- ABOUT THIS TASK: Filter the entries for the word "years". Copy each line in which it occurs.

_ _ _

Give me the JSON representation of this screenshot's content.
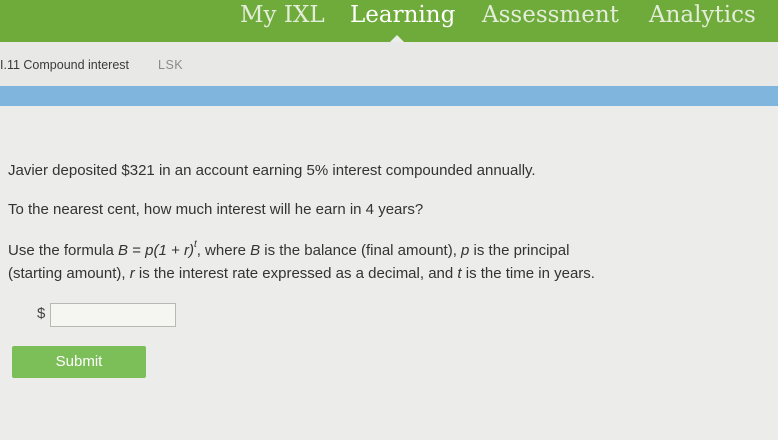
{
  "nav": {
    "items": [
      "My IXL",
      "Learning",
      "Assessment",
      "Analytics"
    ],
    "active": "Learning"
  },
  "skill": {
    "code": "I.11 Compound interest",
    "id": "LSK"
  },
  "question": {
    "line1": "Javier deposited $321 in an account earning 5% interest compounded annually.",
    "line2": "To the nearest cent, how much interest will he earn in 4 years?",
    "formula_prefix": "Use the formula ",
    "formula_lhs": "B",
    "formula_eq": " = ",
    "formula_rhs": "p(1 + r)",
    "formula_exp": "t",
    "formula_suffix": ", where ",
    "var_b": "B",
    "desc_b": " is the balance (final amount), ",
    "var_p": "p",
    "desc_p": " is the principal",
    "line4_start": "(starting amount), ",
    "var_r": "r",
    "desc_r": " is the interest rate expressed as a decimal, and ",
    "var_t": "t",
    "desc_t": " is the time in years."
  },
  "answer": {
    "currency": "$",
    "value": "",
    "placeholder": ""
  },
  "submit": {
    "label": "Submit"
  },
  "colors": {
    "nav_bg": "#6eab3b",
    "progress": "#80b5dd",
    "submit_bg": "#7cbf59"
  }
}
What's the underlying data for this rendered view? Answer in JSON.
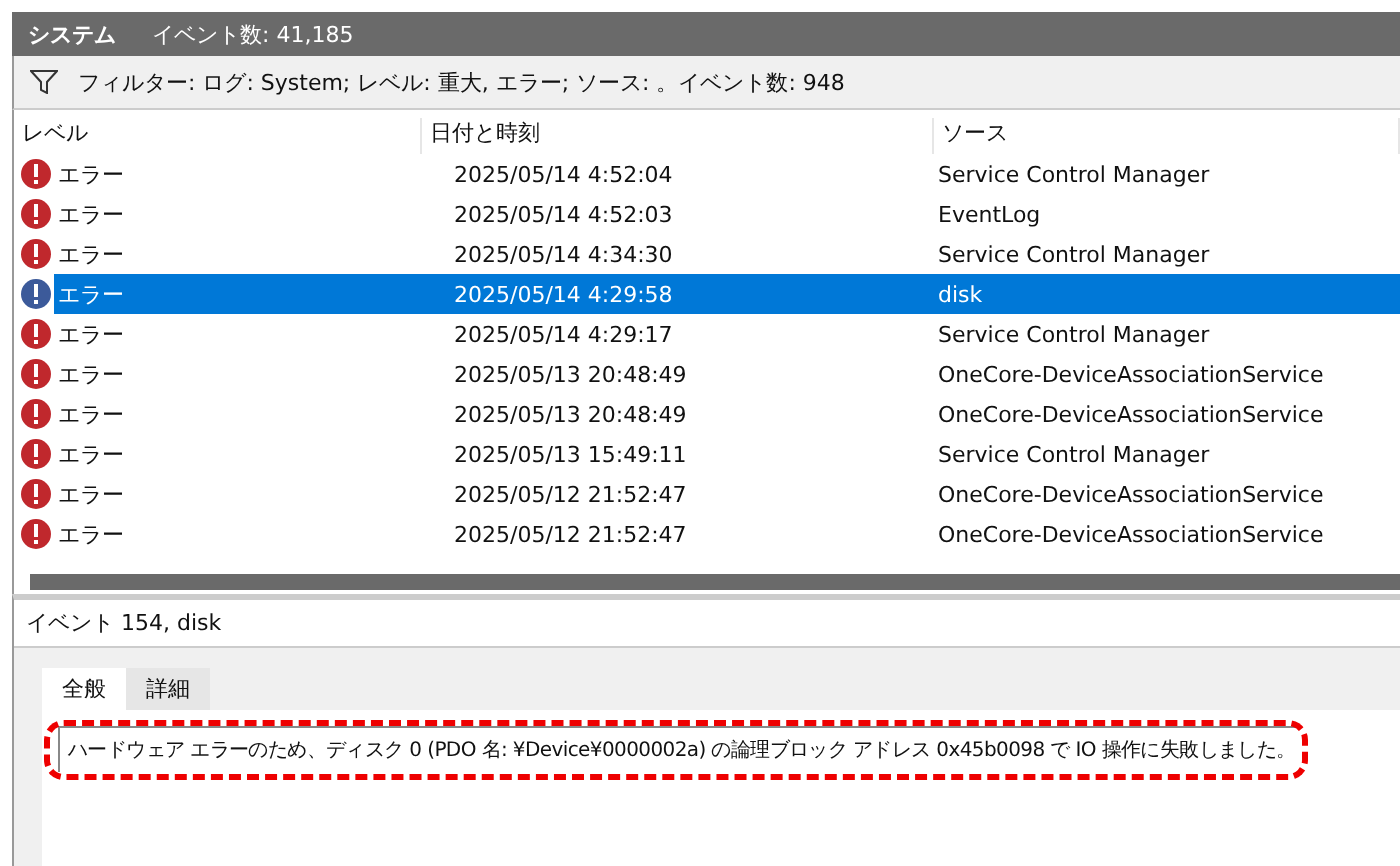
{
  "header": {
    "title": "システム",
    "count": "イベント数: 41,185"
  },
  "filter": {
    "text": "フィルター: ログ: System; レベル: 重大, エラー; ソース: 。イベント数: 948"
  },
  "table": {
    "columns": [
      "レベル",
      "日付と時刻",
      "ソース"
    ],
    "rows": [
      {
        "level": "エラー",
        "datetime": "2025/05/14 4:52:04",
        "source": "Service Control Manager",
        "selected": false
      },
      {
        "level": "エラー",
        "datetime": "2025/05/14 4:52:03",
        "source": "EventLog",
        "selected": false
      },
      {
        "level": "エラー",
        "datetime": "2025/05/14 4:34:30",
        "source": "Service Control Manager",
        "selected": false
      },
      {
        "level": "エラー",
        "datetime": "2025/05/14 4:29:58",
        "source": "disk",
        "selected": true
      },
      {
        "level": "エラー",
        "datetime": "2025/05/14 4:29:17",
        "source": "Service Control Manager",
        "selected": false
      },
      {
        "level": "エラー",
        "datetime": "2025/05/13 20:48:49",
        "source": "OneCore-DeviceAssociationService",
        "selected": false
      },
      {
        "level": "エラー",
        "datetime": "2025/05/13 20:48:49",
        "source": "OneCore-DeviceAssociationService",
        "selected": false
      },
      {
        "level": "エラー",
        "datetime": "2025/05/13 15:49:11",
        "source": "Service Control Manager",
        "selected": false
      },
      {
        "level": "エラー",
        "datetime": "2025/05/12 21:52:47",
        "source": "OneCore-DeviceAssociationService",
        "selected": false
      },
      {
        "level": "エラー",
        "datetime": "2025/05/12 21:52:47",
        "source": "OneCore-DeviceAssociationService",
        "selected": false
      }
    ]
  },
  "detail": {
    "title": "イベント 154, disk",
    "tabs": [
      {
        "label": "全般",
        "selected": true
      },
      {
        "label": "詳細",
        "selected": false
      }
    ],
    "message": "ハードウェア エラーのため、ディスク 0 (PDO 名: ¥Device¥0000002a) の論理ブロック アドレス 0x45b0098 で IO 操作に失敗しました。"
  }
}
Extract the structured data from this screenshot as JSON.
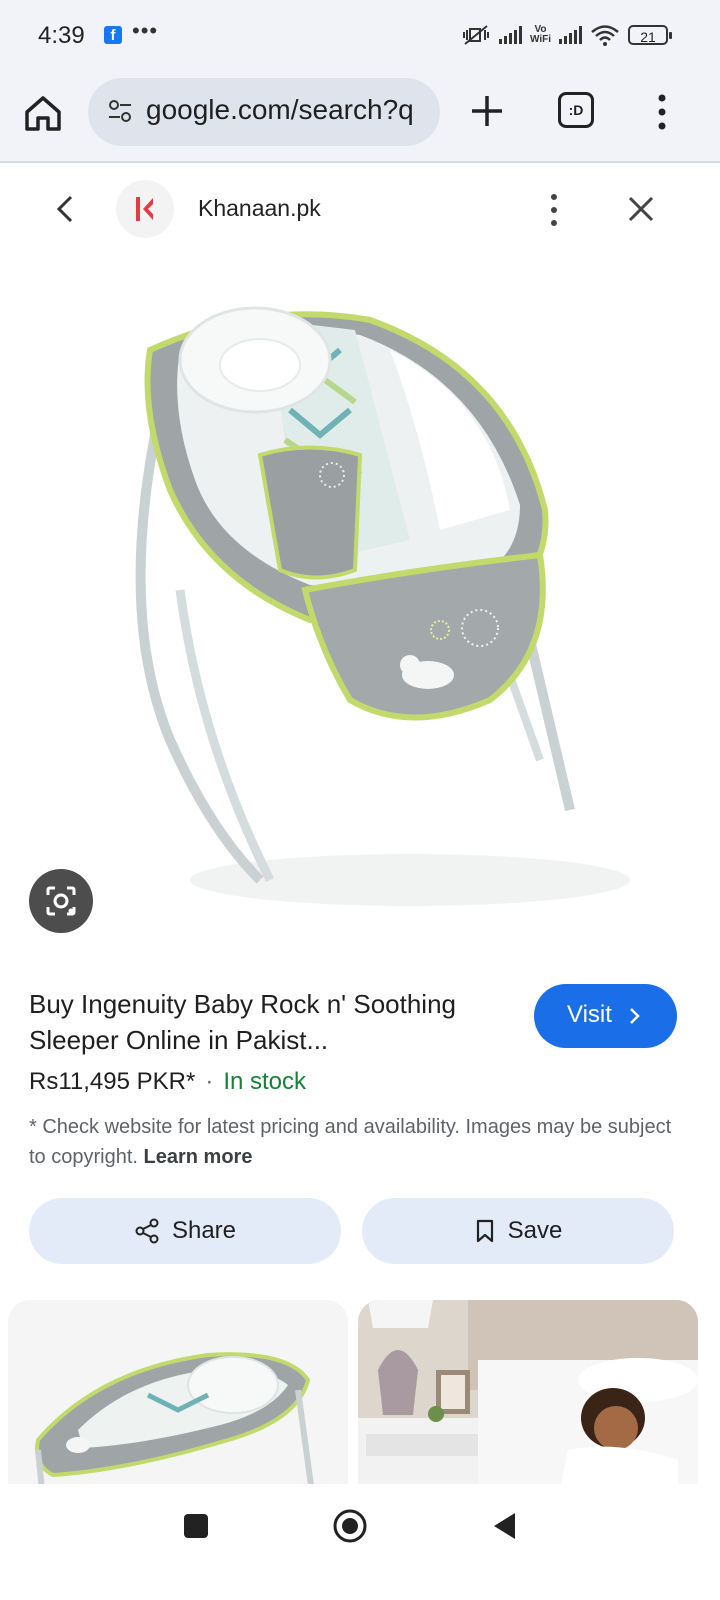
{
  "status_bar": {
    "time": "4:39",
    "notification_icon": "facebook-icon",
    "more": "•••",
    "vowifi_top": "Vo",
    "vowifi_bottom": "WiFi",
    "battery": "21"
  },
  "toolbar": {
    "url": "google.com/search?q",
    "tabs_label": ":D"
  },
  "result": {
    "site_name": "Khanaan.pk",
    "title": "Buy Ingenuity Baby Rock n' Soothing Sleeper Online in Pakist...",
    "visit_label": "Visit",
    "price": "Rs11,495 PKR*",
    "separator": "·",
    "stock": "In stock",
    "disclaimer": "* Check website for latest pricing and availability. Images may be subject to copyright.",
    "learn_more": "Learn more",
    "share_label": "Share",
    "save_label": "Save"
  },
  "colors": {
    "accent": "#1a6fe8",
    "stock_green": "#188038",
    "pill_bg": "#e3ebf9"
  }
}
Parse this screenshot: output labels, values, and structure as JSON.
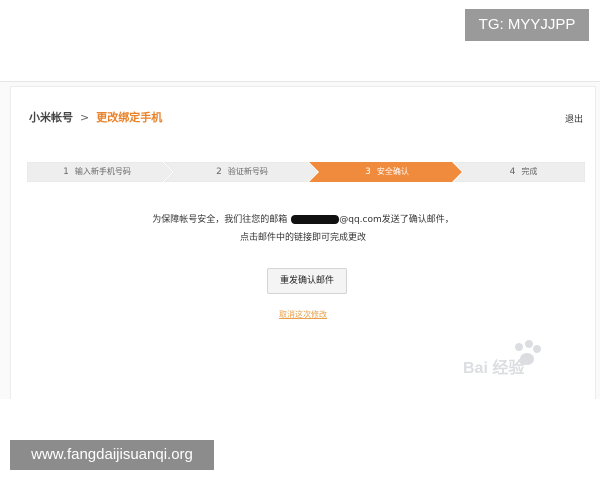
{
  "overlay": {
    "tg_label": "TG: MYYJJPP",
    "site_label": "www.fangdaijisuanqi.org"
  },
  "header": {
    "account": "小米帐号",
    "separator": ">",
    "current": "更改绑定手机",
    "logout": "退出"
  },
  "steps": [
    {
      "num": "1",
      "label": "输入新手机号码"
    },
    {
      "num": "2",
      "label": "验证新号码"
    },
    {
      "num": "3",
      "label": "安全确认"
    },
    {
      "num": "4",
      "label": "完成"
    }
  ],
  "message": {
    "line1_prefix": "为保障帐号安全，我们往您的邮箱",
    "line1_suffix": "@qq.com发送了确认邮件，",
    "line2": "点击邮件中的链接即可完成更改"
  },
  "actions": {
    "resend": "重发确认邮件",
    "cancel": "取消这次修改"
  },
  "watermark": {
    "text": "Bai 经验"
  },
  "colors": {
    "accent": "#f08a3c",
    "step_inactive": "#eeeeee"
  }
}
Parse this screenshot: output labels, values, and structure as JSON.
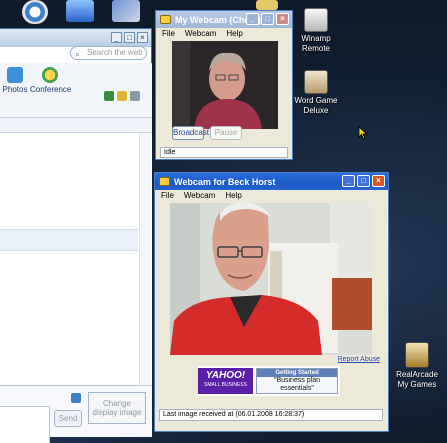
{
  "desktop_icons": [
    {
      "name": "winamp-remote",
      "label_line1": "Winamp",
      "label_line2": "Remote"
    },
    {
      "name": "word-game-deluxe",
      "label_line1": "Word Game",
      "label_line2": "Deluxe"
    },
    {
      "name": "realarcade-my-games",
      "label_line1": "RealArcade",
      "label_line2": "My Games"
    }
  ],
  "messenger": {
    "search_placeholder": "Search the web",
    "tools": [
      {
        "label": "Photos"
      },
      {
        "label": "Conference"
      }
    ],
    "send_label": "Send",
    "change_image_line1": "Change",
    "change_image_line2": "display image"
  },
  "my_webcam": {
    "title": "My Webcam (Chery)",
    "menu": [
      "File",
      "Webcam",
      "Help"
    ],
    "broadcast_label": "Broadcast",
    "pause_label": "Pause",
    "status": "Idle"
  },
  "friend_webcam": {
    "title": "Webcam for Beck Horst",
    "menu": [
      "File",
      "Webcam",
      "Help"
    ],
    "report_abuse": "Report Abuse",
    "ad": {
      "brand": "YAHOO!",
      "brand_sub": "SMALL BUSINESS",
      "header": "Getting Started",
      "text_line1": "\"Business plan",
      "text_line2": "essentials\""
    },
    "status": "Last image received at (06.01.2008 16:28:37)"
  },
  "colors": {
    "title_active": "#1c58c6",
    "title_inactive": "#9fb6d8",
    "yahoo_purple": "#5a1ea8"
  }
}
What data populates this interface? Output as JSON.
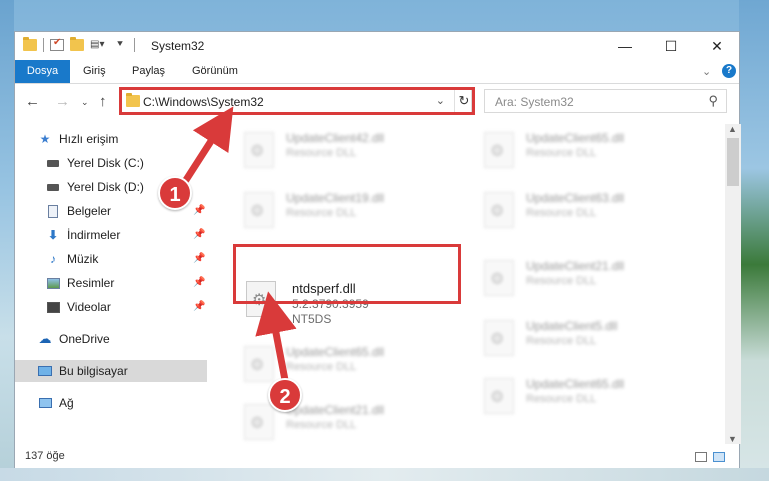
{
  "window": {
    "title": "System32",
    "controls": [
      "minimize-icon",
      "maximize-icon",
      "close-icon"
    ]
  },
  "ribbon": {
    "tabs": [
      "Dosya",
      "Giriş",
      "Paylaş",
      "Görünüm"
    ],
    "active_tab": "Dosya"
  },
  "address": {
    "path": "C:\\Windows\\System32",
    "search_placeholder": "Ara: System32"
  },
  "sidebar": {
    "items": [
      {
        "label": "Hızlı erişim",
        "icon": "star-icon",
        "pinned": false
      },
      {
        "label": "Yerel Disk (C:)",
        "icon": "drive-icon",
        "pinned": false
      },
      {
        "label": "Yerel Disk (D:)",
        "icon": "drive-icon",
        "pinned": false
      },
      {
        "label": "Belgeler",
        "icon": "documents-icon",
        "pinned": true
      },
      {
        "label": "İndirmeler",
        "icon": "download-icon",
        "pinned": true
      },
      {
        "label": "Müzik",
        "icon": "music-icon",
        "pinned": true
      },
      {
        "label": "Resimler",
        "icon": "pictures-icon",
        "pinned": true
      },
      {
        "label": "Videolar",
        "icon": "videos-icon",
        "pinned": true
      },
      {
        "label": "OneDrive",
        "icon": "cloud-icon",
        "pinned": false
      },
      {
        "label": "Bu bilgisayar",
        "icon": "computer-icon",
        "pinned": false,
        "selected": true
      },
      {
        "label": "Ağ",
        "icon": "network-icon",
        "pinned": false
      }
    ]
  },
  "files": {
    "col1": [
      {
        "name": "UpdateClient42.dll",
        "type": "Resource DLL"
      },
      {
        "name": "UpdateClient19.dll",
        "type": "Resource DLL"
      },
      {
        "name": "UpdateClient65.dll",
        "type": "Resource DLL"
      },
      {
        "name": "UpdateClient21.dll",
        "type": "Resource DLL"
      }
    ],
    "col2": [
      {
        "name": "UpdateClient65.dll",
        "type": "Resource DLL"
      },
      {
        "name": "UpdateClient63.dll",
        "type": "Resource DLL"
      },
      {
        "name": "UpdateClient21.dll",
        "type": "Resource DLL"
      },
      {
        "name": "UpdateClient5.dll",
        "type": "Resource DLL"
      },
      {
        "name": "UpdateClient65.dll",
        "type": "Resource DLL"
      }
    ],
    "highlighted": {
      "name": "ntdsperf.dll",
      "version": "5.2.3790.3959",
      "description": "NT5DS"
    }
  },
  "status": {
    "count": "137 öğe"
  },
  "annotations": {
    "badge1": "1",
    "badge2": "2",
    "color": "#d93a3a"
  },
  "colors": {
    "accent": "#1979ca",
    "folder": "#f2c44d",
    "highlight_box": "#d93a3a"
  }
}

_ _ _

- RESULT FOR THIS EXERCISE:
    "line2": "To the nearest cent, how much interest will he earn in 4 years?",
    "desc_t": " is the time in years."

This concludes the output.